Task: Lines from the entries below that hold "title" form the answer; copy all of them.

◇ ◇ ◇ ◇ ◇

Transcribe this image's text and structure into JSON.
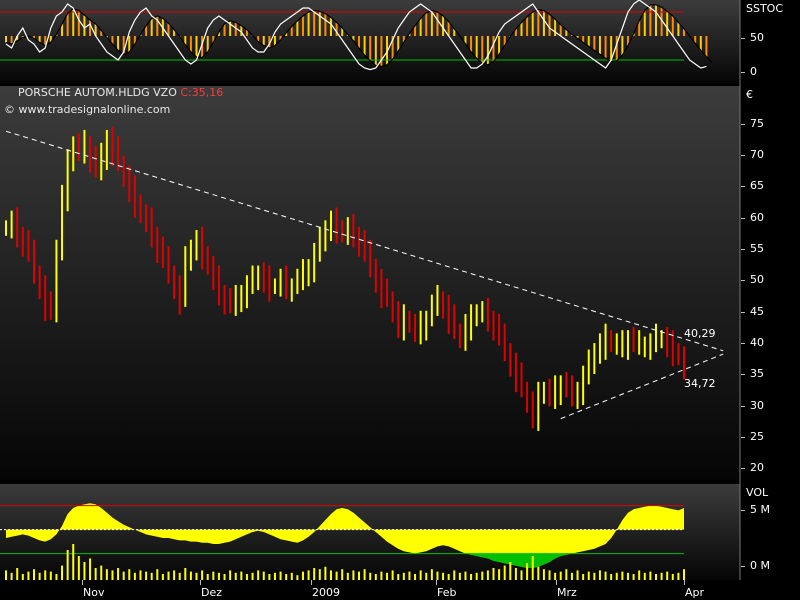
{
  "header": {
    "symbol": "PORSCHE AUTOM.HLDG VZO",
    "close_label": "C:35,16",
    "website": "© www.tradesignalonline.com"
  },
  "colors": {
    "up": "#ffff00",
    "down": "#e00000",
    "background": "#000000",
    "trendline": "#ffffff",
    "stoch_line": "#ffffff",
    "stoch_line2": "#000000",
    "vol_area": "#ffff00",
    "vol_fill_low": "#00c000",
    "vol_bar": "#ffff00",
    "upper_band": "#e00000",
    "lower_band": "#00c000"
  },
  "price_axis": {
    "title": "€",
    "ticks": [
      "75",
      "70",
      "65",
      "60",
      "55",
      "50",
      "45",
      "40",
      "35",
      "30",
      "25",
      "20"
    ]
  },
  "stoch_axis": {
    "title": "SSTOC",
    "ticks": [
      "50",
      "0"
    ]
  },
  "vol_axis": {
    "title": "VOL",
    "ticks": [
      "5 M",
      "0 M"
    ]
  },
  "x_axis": {
    "labels": [
      "Nov",
      "Dez",
      "2009",
      "Feb",
      "Mrz",
      "Apr"
    ]
  },
  "annotations": {
    "resistance": "40,29",
    "support": "34,72"
  },
  "chart_data": [
    {
      "type": "bar",
      "title": "PORSCHE AUTOM.HLDG VZO",
      "ylabel": "€",
      "ylim": [
        18,
        79
      ],
      "x_labels": [
        "Nov",
        "Dez",
        "2009",
        "Feb",
        "Mrz",
        "Apr"
      ],
      "grid": false,
      "series": [
        {
          "name": "close",
          "values": [
            57,
            58,
            56,
            55,
            53,
            50,
            48,
            45,
            44,
            54,
            62,
            67,
            70,
            69,
            70,
            68,
            66,
            68,
            71,
            69,
            67,
            65,
            63,
            61,
            59,
            58,
            56,
            54,
            52,
            50,
            48,
            46,
            52,
            54,
            55,
            53,
            51,
            49,
            47,
            46,
            45,
            46,
            47,
            48,
            49,
            50,
            49,
            48,
            48,
            49,
            48,
            48,
            49,
            50,
            51,
            53,
            55,
            57,
            58,
            57,
            56,
            57,
            56,
            55,
            53,
            51,
            49,
            47,
            46,
            44,
            42,
            43,
            42,
            41,
            42,
            43,
            45,
            46,
            45,
            43,
            41,
            40,
            42,
            43,
            44,
            44,
            43,
            42,
            40,
            38,
            36,
            34,
            32,
            30,
            28,
            31,
            32,
            31,
            32,
            33,
            32,
            31,
            32,
            34,
            36,
            38,
            39,
            40,
            39,
            39,
            39,
            40,
            39,
            39,
            39,
            39,
            40,
            40,
            39,
            38,
            37,
            35.16
          ]
        }
      ],
      "trendlines": [
        {
          "name": "resistance",
          "from": [
            0,
            72
          ],
          "to": [
            128,
            38
          ]
        },
        {
          "name": "support",
          "from": [
            99,
            27.5
          ],
          "to": [
            128,
            37.5
          ]
        }
      ],
      "annotations": [
        "40,29",
        "34,72"
      ]
    },
    {
      "type": "line",
      "title": "SSTOC",
      "ylim": [
        -10,
        95
      ],
      "series": [
        {
          "name": "%K",
          "values": [
            40,
            35,
            50,
            60,
            45,
            40,
            30,
            35,
            60,
            75,
            80,
            90,
            85,
            70,
            60,
            65,
            50,
            40,
            30,
            25,
            20,
            30,
            55,
            70,
            80,
            85,
            75,
            70,
            60,
            50,
            40,
            30,
            20,
            15,
            20,
            40,
            60,
            70,
            75,
            70,
            65,
            60,
            55,
            45,
            35,
            30,
            30,
            40,
            55,
            65,
            70,
            75,
            80,
            85,
            85,
            80,
            75,
            70,
            65,
            55,
            45,
            35,
            25,
            15,
            10,
            8,
            10,
            20,
            30,
            45,
            60,
            70,
            80,
            85,
            90,
            85,
            80,
            70,
            60,
            50,
            40,
            30,
            20,
            10,
            10,
            15,
            25,
            40,
            55,
            65,
            70,
            75,
            80,
            85,
            90,
            80,
            70,
            60,
            55,
            50,
            45,
            40,
            35,
            30,
            25,
            20,
            15,
            10,
            20,
            40,
            60,
            80,
            90,
            95,
            90,
            85,
            80,
            70,
            60,
            50,
            40,
            30,
            20,
            15,
            10,
            12
          ]
        },
        {
          "name": "%D",
          "values": [
            42,
            40,
            44,
            48,
            50,
            47,
            42,
            38,
            42,
            52,
            65,
            78,
            84,
            82,
            76,
            70,
            65,
            57,
            48,
            40,
            32,
            27,
            30,
            40,
            52,
            63,
            72,
            75,
            72,
            66,
            58,
            49,
            39,
            30,
            24,
            23,
            30,
            42,
            55,
            65,
            69,
            67,
            63,
            58,
            51,
            43,
            38,
            35,
            38,
            45,
            54,
            62,
            69,
            75,
            80,
            82,
            81,
            78,
            73,
            67,
            60,
            52,
            44,
            35,
            26,
            19,
            13,
            12,
            14,
            21,
            31,
            42,
            53,
            63,
            72,
            79,
            82,
            80,
            75,
            68,
            59,
            50,
            40,
            30,
            22,
            16,
            14,
            18,
            27,
            38,
            49,
            59,
            67,
            74,
            80,
            83,
            82,
            77,
            71,
            64,
            58,
            52,
            47,
            42,
            37,
            32,
            27,
            22,
            18,
            19,
            26,
            38,
            53,
            69,
            82,
            89,
            89,
            86,
            81,
            75,
            67,
            59,
            50,
            41,
            32,
            24,
            17
          ]
        }
      ]
    },
    {
      "type": "bar",
      "title": "VOL",
      "ylabel": "",
      "ylim": [
        0,
        8
      ],
      "series": [
        {
          "name": "volume",
          "values": [
            0.8,
            0.6,
            1.0,
            0.5,
            0.7,
            0.9,
            0.6,
            0.8,
            0.7,
            0.5,
            1.2,
            2.5,
            3.0,
            2.0,
            1.5,
            1.8,
            1.0,
            1.2,
            0.9,
            0.8,
            1.0,
            0.7,
            0.9,
            0.6,
            0.8,
            0.7,
            0.6,
            0.9,
            0.5,
            0.7,
            0.8,
            0.6,
            1.0,
            0.7,
            0.6,
            0.8,
            0.5,
            0.7,
            0.6,
            0.5,
            0.8,
            0.6,
            0.7,
            0.5,
            0.6,
            0.8,
            0.7,
            0.5,
            0.6,
            0.7,
            0.5,
            0.6,
            0.4,
            0.7,
            0.8,
            1.0,
            0.9,
            1.1,
            0.8,
            0.7,
            0.9,
            0.6,
            0.8,
            0.7,
            0.9,
            0.6,
            0.5,
            0.7,
            0.6,
            0.8,
            0.5,
            0.6,
            0.7,
            0.5,
            0.8,
            0.6,
            0.9,
            0.7,
            0.6,
            0.5,
            0.8,
            0.6,
            0.7,
            0.5,
            0.6,
            0.7,
            0.8,
            1.0,
            0.9,
            1.2,
            1.5,
            1.0,
            0.8,
            1.4,
            2.0,
            1.1,
            0.9,
            0.8,
            0.6,
            0.7,
            0.9,
            0.6,
            0.8,
            0.5,
            0.7,
            0.6,
            0.8,
            0.7,
            0.5,
            0.6,
            0.7,
            0.6,
            0.5,
            0.8,
            0.6,
            0.7,
            0.5,
            0.6,
            0.7,
            0.5,
            0.6,
            0.9,
            1.3
          ]
        },
        {
          "name": "volume-ma",
          "values": [
            3.5,
            3.6,
            3.7,
            3.8,
            3.7,
            3.5,
            3.3,
            3.2,
            3.4,
            3.8,
            4.5,
            5.5,
            6.0,
            6.2,
            6.3,
            6.4,
            6.3,
            6.0,
            5.6,
            5.2,
            4.9,
            4.6,
            4.4,
            4.2,
            4.0,
            3.8,
            3.7,
            3.6,
            3.5,
            3.5,
            3.4,
            3.3,
            3.3,
            3.2,
            3.2,
            3.1,
            3.1,
            3.0,
            3.0,
            3.1,
            3.2,
            3.4,
            3.6,
            3.8,
            4.0,
            4.1,
            4.0,
            3.8,
            3.6,
            3.4,
            3.3,
            3.2,
            3.1,
            3.3,
            3.6,
            4.0,
            4.5,
            5.0,
            5.5,
            5.9,
            6.0,
            5.9,
            5.6,
            5.2,
            4.8,
            4.4,
            4.0,
            3.6,
            3.2,
            2.9,
            2.6,
            2.4,
            2.3,
            2.2,
            2.3,
            2.4,
            2.6,
            2.8,
            2.9,
            2.8,
            2.6,
            2.4,
            2.2,
            2.1,
            2.0,
            1.9,
            1.8,
            1.6,
            1.5,
            1.4,
            1.3,
            1.2,
            1.1,
            1.0,
            1.0,
            1.1,
            1.3,
            1.5,
            1.8,
            2.0,
            2.1,
            2.2,
            2.3,
            2.4,
            2.5,
            2.6,
            2.8,
            3.0,
            3.5,
            4.2,
            5.0,
            5.6,
            5.9,
            6.0,
            6.1,
            6.2,
            6.2,
            6.1,
            6.0,
            5.9,
            5.8,
            6.0,
            5.5,
            5.0,
            4.6
          ]
        }
      ],
      "bands": {
        "upper": 6.2,
        "middle": 4.2,
        "lower": 2.2
      }
    }
  ]
}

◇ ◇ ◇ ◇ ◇

Answer for the task:
    "title": "€",
    "title": "SSTOC",
    "title": "VOL",
      "title": "PORSCHE AUTOM.HLDG VZO",
      "title": "SSTOC",
      "title": "VOL",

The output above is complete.